Seeing Alain’s CS address in there reminded me to cross off all entries in which an email address in the name field occurred in another record in the emailaddress field. I did that manually and was left with just the last three addresses. Going through a similar process with the roles query resulted in no addresses at all.

Fixing the Accounts

What to do about these three accounts? I did not want to delete them, for fear of messing up existing tickets or other records. And a bit of further poking around turned up places where the accounts were being used. For example, this group of queries can be used to dump out places where an account is referenced:

SELECT * FROM users WHERE id = 9;
SELECT * FROM principals WHERE id = 231;
SELECT * FROM cachedgroupmembers WHERE memberid = 231;
SELECT * FROM groupmembers WHERE memberid = 231;
SELECT * FROM tickets WHERE owner = 9 OR lastupdatedby = 9 OR creator = 9 ORDER BY id;

My first thought was to modify the users table and modify the offending email addresses with the users’ names instead. That way, the next incoming email with the email address would create a new account and all would be well with existing tickets. I tried this hack on Alain’s account and it worked, but I wasn’t happy with the results. I wanted to preserve the existing account and just make it useful again.

The solution I ended up with quite simple: Just add each offending user account to the Everyone group, which is authorized to do basic stuff. It takes two INSERTs:

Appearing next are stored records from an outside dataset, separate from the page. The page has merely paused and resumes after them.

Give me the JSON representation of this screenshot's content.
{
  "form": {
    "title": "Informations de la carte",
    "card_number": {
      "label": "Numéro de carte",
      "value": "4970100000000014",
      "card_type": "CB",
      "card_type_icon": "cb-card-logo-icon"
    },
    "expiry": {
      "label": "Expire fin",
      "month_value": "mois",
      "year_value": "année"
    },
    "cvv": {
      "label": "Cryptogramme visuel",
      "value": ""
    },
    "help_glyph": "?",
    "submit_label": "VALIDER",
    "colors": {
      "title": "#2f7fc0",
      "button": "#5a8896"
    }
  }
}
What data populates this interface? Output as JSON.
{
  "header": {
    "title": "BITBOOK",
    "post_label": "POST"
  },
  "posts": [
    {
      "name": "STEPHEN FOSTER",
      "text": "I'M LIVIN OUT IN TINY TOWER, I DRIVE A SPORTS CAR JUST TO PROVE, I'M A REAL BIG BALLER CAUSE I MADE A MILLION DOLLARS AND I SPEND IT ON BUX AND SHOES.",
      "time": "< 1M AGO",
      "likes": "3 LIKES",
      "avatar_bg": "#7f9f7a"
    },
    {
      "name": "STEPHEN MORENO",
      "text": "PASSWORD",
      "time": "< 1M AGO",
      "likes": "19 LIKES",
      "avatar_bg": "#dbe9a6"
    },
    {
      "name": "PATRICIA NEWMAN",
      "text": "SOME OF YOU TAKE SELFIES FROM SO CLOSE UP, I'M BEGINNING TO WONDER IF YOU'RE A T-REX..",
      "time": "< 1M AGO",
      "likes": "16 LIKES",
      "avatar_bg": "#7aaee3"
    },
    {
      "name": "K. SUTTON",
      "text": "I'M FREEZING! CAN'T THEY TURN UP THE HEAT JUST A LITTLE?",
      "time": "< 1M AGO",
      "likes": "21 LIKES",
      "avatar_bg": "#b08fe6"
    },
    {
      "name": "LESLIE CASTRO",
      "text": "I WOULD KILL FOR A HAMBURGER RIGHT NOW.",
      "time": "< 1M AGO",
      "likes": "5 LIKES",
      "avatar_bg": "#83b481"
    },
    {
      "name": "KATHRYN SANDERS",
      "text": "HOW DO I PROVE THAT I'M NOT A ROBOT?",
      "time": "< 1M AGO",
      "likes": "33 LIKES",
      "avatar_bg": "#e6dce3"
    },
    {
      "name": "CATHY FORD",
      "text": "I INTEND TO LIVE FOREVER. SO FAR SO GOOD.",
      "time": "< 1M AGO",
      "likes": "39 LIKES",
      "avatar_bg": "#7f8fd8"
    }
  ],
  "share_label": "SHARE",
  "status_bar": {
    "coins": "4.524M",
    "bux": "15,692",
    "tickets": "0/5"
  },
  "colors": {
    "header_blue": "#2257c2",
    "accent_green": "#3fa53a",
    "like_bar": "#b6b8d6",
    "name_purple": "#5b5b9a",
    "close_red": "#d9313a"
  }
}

INSERT INTO groupmembers (groupid, memberid) VALUES (3, 228);

INSERT INTO cachedgroupmembers (groupid, memberid, via, immediateparentid, disabled)
            VALUES (3, 228, 3, 3, 0);

This solution is a hack, because I do not know exactly what all the fields in cachedgroupmembers mean, but it seems to work. Alain was able to send in a new ticket with his pobox.com account and it attached itself to the old account.